To Essex, the facts were clear. He wrote jubilantly to a friend, “I have discovered a most dangerous and desperate treason. The point of conspiracy was her Majesty’s death. The executioner should have been Dr Lopez; the manner poison. This I have so followed as I will make it appear clear as noon day”. And indeed, when Lopez went to trial in Feb 1594, the fact that he claimed to have made his confession under fear of torture did not prevent him being found guilty and having “judgment … passed against him, with the applause of all the world”.

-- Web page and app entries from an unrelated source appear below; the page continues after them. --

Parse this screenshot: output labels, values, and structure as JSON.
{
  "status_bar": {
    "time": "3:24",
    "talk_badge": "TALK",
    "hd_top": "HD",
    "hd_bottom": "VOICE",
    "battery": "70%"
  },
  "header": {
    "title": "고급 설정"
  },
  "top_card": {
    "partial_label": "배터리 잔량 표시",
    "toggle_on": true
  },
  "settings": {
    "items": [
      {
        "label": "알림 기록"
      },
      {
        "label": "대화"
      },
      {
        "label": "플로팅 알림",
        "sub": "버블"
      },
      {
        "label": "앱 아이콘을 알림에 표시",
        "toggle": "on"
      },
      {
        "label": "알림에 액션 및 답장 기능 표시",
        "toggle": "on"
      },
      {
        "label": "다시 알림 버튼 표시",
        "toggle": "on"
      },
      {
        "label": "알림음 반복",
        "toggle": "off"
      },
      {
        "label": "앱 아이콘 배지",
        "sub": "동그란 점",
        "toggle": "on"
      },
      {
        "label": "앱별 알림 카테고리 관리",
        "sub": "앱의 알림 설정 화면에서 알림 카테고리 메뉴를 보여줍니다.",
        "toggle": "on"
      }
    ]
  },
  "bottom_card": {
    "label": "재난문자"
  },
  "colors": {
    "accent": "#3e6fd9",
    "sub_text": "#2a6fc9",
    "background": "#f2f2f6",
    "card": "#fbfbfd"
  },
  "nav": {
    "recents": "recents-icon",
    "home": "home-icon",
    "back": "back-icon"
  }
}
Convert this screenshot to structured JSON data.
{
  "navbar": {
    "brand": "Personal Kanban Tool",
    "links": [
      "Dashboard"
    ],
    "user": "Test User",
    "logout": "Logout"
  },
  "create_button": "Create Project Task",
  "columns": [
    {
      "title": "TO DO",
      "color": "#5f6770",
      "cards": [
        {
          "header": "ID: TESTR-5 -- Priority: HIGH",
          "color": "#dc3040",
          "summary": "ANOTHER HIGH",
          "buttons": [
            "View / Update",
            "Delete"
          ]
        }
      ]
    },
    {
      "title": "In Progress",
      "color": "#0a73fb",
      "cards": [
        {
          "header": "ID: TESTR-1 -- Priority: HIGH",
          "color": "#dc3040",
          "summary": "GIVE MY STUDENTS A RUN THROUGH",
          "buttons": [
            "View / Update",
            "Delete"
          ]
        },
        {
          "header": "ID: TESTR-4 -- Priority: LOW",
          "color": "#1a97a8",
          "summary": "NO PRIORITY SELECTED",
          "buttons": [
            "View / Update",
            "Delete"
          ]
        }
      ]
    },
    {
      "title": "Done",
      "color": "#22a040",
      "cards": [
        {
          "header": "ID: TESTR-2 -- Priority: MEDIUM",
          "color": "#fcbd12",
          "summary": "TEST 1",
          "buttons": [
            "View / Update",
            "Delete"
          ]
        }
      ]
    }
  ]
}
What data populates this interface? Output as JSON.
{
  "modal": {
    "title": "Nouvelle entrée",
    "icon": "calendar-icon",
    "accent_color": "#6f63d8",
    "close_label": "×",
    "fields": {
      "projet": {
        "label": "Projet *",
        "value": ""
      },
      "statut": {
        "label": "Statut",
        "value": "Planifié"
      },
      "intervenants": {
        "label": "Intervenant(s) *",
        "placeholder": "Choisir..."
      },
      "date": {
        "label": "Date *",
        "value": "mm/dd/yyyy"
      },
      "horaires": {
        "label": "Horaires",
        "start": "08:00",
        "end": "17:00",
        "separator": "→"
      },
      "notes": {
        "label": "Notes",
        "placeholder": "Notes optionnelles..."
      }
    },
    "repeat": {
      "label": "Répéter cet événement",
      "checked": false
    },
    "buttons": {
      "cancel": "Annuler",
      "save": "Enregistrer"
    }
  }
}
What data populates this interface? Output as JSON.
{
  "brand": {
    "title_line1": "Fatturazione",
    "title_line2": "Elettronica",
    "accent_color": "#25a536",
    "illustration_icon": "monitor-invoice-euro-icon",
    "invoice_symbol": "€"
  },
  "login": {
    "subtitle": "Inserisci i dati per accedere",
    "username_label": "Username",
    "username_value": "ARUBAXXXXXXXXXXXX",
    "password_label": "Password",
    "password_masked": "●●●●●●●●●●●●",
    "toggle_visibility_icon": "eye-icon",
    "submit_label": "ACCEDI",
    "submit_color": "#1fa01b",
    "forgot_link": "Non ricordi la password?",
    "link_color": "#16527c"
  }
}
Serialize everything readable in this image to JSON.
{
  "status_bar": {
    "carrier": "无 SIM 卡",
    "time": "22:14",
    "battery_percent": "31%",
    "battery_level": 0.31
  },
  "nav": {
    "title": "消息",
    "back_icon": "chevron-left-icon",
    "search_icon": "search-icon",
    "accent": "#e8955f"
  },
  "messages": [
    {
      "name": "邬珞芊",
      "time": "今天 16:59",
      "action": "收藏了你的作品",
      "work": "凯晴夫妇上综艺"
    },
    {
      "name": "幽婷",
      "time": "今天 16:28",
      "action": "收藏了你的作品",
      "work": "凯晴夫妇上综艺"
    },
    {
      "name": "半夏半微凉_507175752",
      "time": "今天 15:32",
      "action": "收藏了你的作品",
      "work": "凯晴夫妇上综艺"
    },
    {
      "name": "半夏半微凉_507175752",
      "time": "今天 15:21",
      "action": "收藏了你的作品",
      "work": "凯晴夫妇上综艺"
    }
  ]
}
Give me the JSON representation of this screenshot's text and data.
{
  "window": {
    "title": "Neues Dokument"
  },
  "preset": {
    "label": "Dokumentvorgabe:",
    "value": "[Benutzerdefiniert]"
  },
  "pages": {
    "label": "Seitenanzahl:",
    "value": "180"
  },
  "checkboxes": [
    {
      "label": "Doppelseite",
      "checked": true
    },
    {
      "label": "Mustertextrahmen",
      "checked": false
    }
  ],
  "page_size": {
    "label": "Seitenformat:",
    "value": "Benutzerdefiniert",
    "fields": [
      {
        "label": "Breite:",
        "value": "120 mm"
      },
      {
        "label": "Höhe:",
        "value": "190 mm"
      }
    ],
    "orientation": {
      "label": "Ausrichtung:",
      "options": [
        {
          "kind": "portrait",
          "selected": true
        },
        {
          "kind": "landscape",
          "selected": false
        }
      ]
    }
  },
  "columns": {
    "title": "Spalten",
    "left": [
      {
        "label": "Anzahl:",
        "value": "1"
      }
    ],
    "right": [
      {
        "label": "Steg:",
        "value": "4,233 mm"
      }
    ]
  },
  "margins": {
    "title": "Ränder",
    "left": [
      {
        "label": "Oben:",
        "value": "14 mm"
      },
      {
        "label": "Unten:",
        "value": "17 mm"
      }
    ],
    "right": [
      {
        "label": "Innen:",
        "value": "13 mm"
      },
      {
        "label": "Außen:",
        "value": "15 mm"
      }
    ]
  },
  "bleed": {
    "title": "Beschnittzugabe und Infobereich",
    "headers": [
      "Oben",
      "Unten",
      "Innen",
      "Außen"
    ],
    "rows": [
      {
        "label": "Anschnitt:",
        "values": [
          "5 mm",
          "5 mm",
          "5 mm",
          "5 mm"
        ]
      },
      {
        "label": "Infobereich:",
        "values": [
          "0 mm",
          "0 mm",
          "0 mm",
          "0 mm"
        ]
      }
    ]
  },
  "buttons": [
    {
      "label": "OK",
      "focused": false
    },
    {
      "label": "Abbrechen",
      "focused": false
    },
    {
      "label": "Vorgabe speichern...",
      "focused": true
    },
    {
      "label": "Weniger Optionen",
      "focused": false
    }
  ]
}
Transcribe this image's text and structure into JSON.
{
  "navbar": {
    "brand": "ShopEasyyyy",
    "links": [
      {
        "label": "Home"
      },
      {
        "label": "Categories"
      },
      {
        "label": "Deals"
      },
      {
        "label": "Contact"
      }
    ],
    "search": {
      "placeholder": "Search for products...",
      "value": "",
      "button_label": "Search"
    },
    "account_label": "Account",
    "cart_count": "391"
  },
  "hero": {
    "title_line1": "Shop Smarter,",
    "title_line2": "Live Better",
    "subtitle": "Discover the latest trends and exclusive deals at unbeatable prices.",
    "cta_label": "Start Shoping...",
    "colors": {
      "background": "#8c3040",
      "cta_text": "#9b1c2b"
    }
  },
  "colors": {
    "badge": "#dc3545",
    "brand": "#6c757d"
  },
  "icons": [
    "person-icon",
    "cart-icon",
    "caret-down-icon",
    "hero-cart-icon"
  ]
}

The Queen, however, still seems to have had her doubts about Lopez’s guilt, and for three months his death warrant remained insigned. On 7 Jun he was finally executed, hanged, drawn, and quartered before a jeering London mob. But the fact that Elizabeth agreed that Lopez’s widow could retain valuable lease, which theoretically should have been forfeit to the crown on his conviction, suggest that she continued to be troubled by his fate.
The hostility stirred up against Lopez spawned a number of comically villainous stage Jews, perhaps including Shakespeare’s Shylock.
A discussion of the historiographic issues, including the “narrative assault” on Jews and Judaism, is found here:
The Double Life of Doctor Lopez: Spies, Shakespeare and the Plot to Poison Elizabeth I
Born a into a Converso family in Portugal in 1525, Roderigo Lopez studied medicine in Spain before moving to London in 1559. A talented surgeon, Lopez soon rose to prominence at court, and displayed a capacity for intrigue and espionage. In the service of spy networks, he became deeply entwined in English foreign policy. When the 1st Earl of Essex was poisoned to death, Lopez numbered amongst those suspected. But in 1586, undeterred by the scandal, he was appointed personal physician to the Queen. However, Lopez was financially over-extended and became so desperate, that he embarked on a high-risk enterprise as a freelance diplomat and spymaster, contacting the Spanish in an attempt to set up a conduit for peace talks. Suspicious of Lopez’s involvement in his father’s death, the 2nd Earl of Essex began an investigation. The case against Lopez was damning. Lacking vital corroboration of his story by the Spanish, and despite the Queen’s support, amidst an atmosphere of anti-Semitism stirred up by Essex, Lopez was executed in 1594. He protested his loyalty and Christianity to the last, and provided the young Shakespeare with inspiration for a topical new play, the Merchant of Venice.